■ **Data for the task**
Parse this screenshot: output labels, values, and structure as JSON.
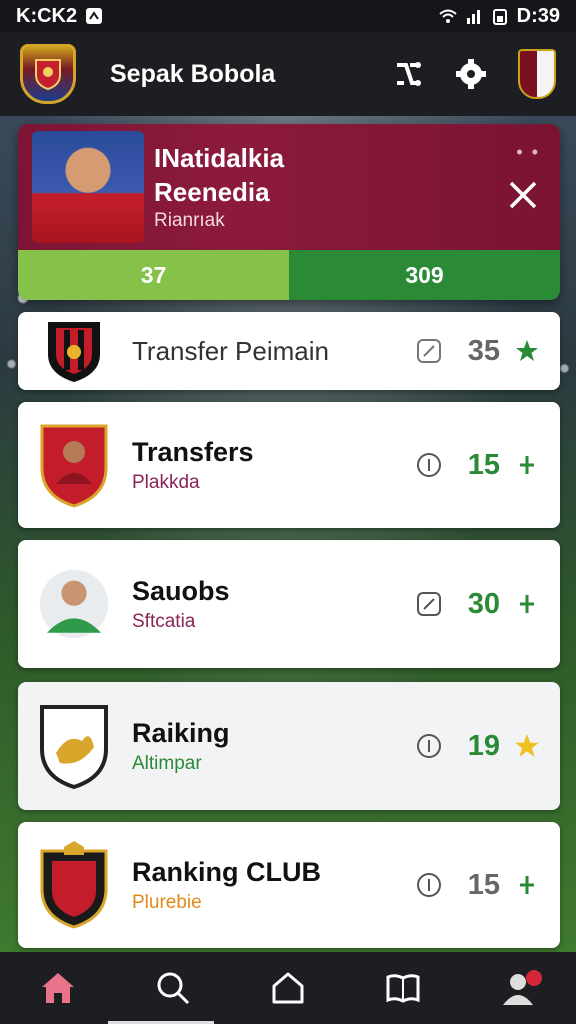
{
  "status_bar": {
    "left_text": "K:CK2",
    "right_text": "D:39"
  },
  "app_bar": {
    "title": "Sepak Bobola",
    "icons": [
      "shuffle-icon",
      "settings-icon",
      "club-badge-icon"
    ]
  },
  "hero": {
    "name_line1": "INatidalkia",
    "name_line2": "Reenedia",
    "subtitle": "Rianrıak",
    "dots": "• •",
    "stats": {
      "left": "37",
      "right": "309"
    },
    "colors": {
      "banner": "#86183a",
      "stat_left": "#86c24a",
      "stat_right": "#2a8a36"
    }
  },
  "items": [
    {
      "title": "Transfer Peimain",
      "subtitle": "",
      "count": "35",
      "end_icon": "star-icon",
      "count_color": "#555555",
      "end_color": "#2a8a36"
    },
    {
      "title": "Transfers",
      "subtitle": "Plakkda",
      "subtitle_color": "#8a2457",
      "count": "15",
      "end_icon": "plus-icon",
      "count_color": "#2a8a36",
      "end_color": "#2a8a36"
    },
    {
      "title": "Sauobs",
      "subtitle": "Sftcatia",
      "subtitle_color": "#8a2457",
      "count": "30",
      "end_icon": "plus-icon",
      "count_color": "#2a8a36",
      "end_color": "#2a8a36"
    },
    {
      "title": "Raiking",
      "subtitle": "Altimpar",
      "subtitle_color": "#2a8a36",
      "count": "19",
      "end_icon": "star-icon",
      "count_color": "#2a8a36",
      "end_color": "#f0c020"
    },
    {
      "title": "Ranking CLUB",
      "subtitle": "Plurebie",
      "subtitle_color": "#e08a1a",
      "count": "15",
      "end_icon": "plus-icon",
      "count_color": "#555555",
      "end_color": "#2a8a36"
    }
  ],
  "bottom_nav": [
    "home-icon",
    "search-icon",
    "house-outline-icon",
    "book-icon",
    "profile-icon"
  ]
}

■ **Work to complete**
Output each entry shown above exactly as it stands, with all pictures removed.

■ **Answer to this exercise**
Parse this screenshot: output labels, values, and structure as JSON.
{
  "status_bar": {
    "left_text": "K:CK2",
    "right_text": "D:39"
  },
  "app_bar": {
    "title": "Sepak Bobola",
    "icons": [
      "shuffle-icon",
      "settings-icon",
      "club-badge-icon"
    ]
  },
  "hero": {
    "name_line1": "INatidalkia",
    "name_line2": "Reenedia",
    "subtitle": "Rianrıak",
    "dots": "• •",
    "stats": {
      "left": "37",
      "right": "309"
    },
    "colors": {
      "banner": "#86183a",
      "stat_left": "#86c24a",
      "stat_right": "#2a8a36"
    }
  },
  "items": [
    {
      "title": "Transfer Peimain",
      "subtitle": "",
      "count": "35",
      "end_icon": "star-icon",
      "count_color": "#555555",
      "end_color": "#2a8a36"
    },
    {
      "title": "Transfers",
      "subtitle": "Plakkda",
      "subtitle_color": "#8a2457",
      "count": "15",
      "end_icon": "plus-icon",
      "count_color": "#2a8a36",
      "end_color": "#2a8a36"
    },
    {
      "title": "Sauobs",
      "subtitle": "Sftcatia",
      "subtitle_color": "#8a2457",
      "count": "30",
      "end_icon": "plus-icon",
      "count_color": "#2a8a36",
      "end_color": "#2a8a36"
    },
    {
      "title": "Raiking",
      "subtitle": "Altimpar",
      "subtitle_color": "#2a8a36",
      "count": "19",
      "end_icon": "star-icon",
      "count_color": "#2a8a36",
      "end_color": "#f0c020"
    },
    {
      "title": "Ranking CLUB",
      "subtitle": "Plurebie",
      "subtitle_color": "#e08a1a",
      "count": "15",
      "end_icon": "plus-icon",
      "count_color": "#555555",
      "end_color": "#2a8a36"
    }
  ],
  "bottom_nav": [
    "home-icon",
    "search-icon",
    "house-outline-icon",
    "book-icon",
    "profile-icon"
  ]
}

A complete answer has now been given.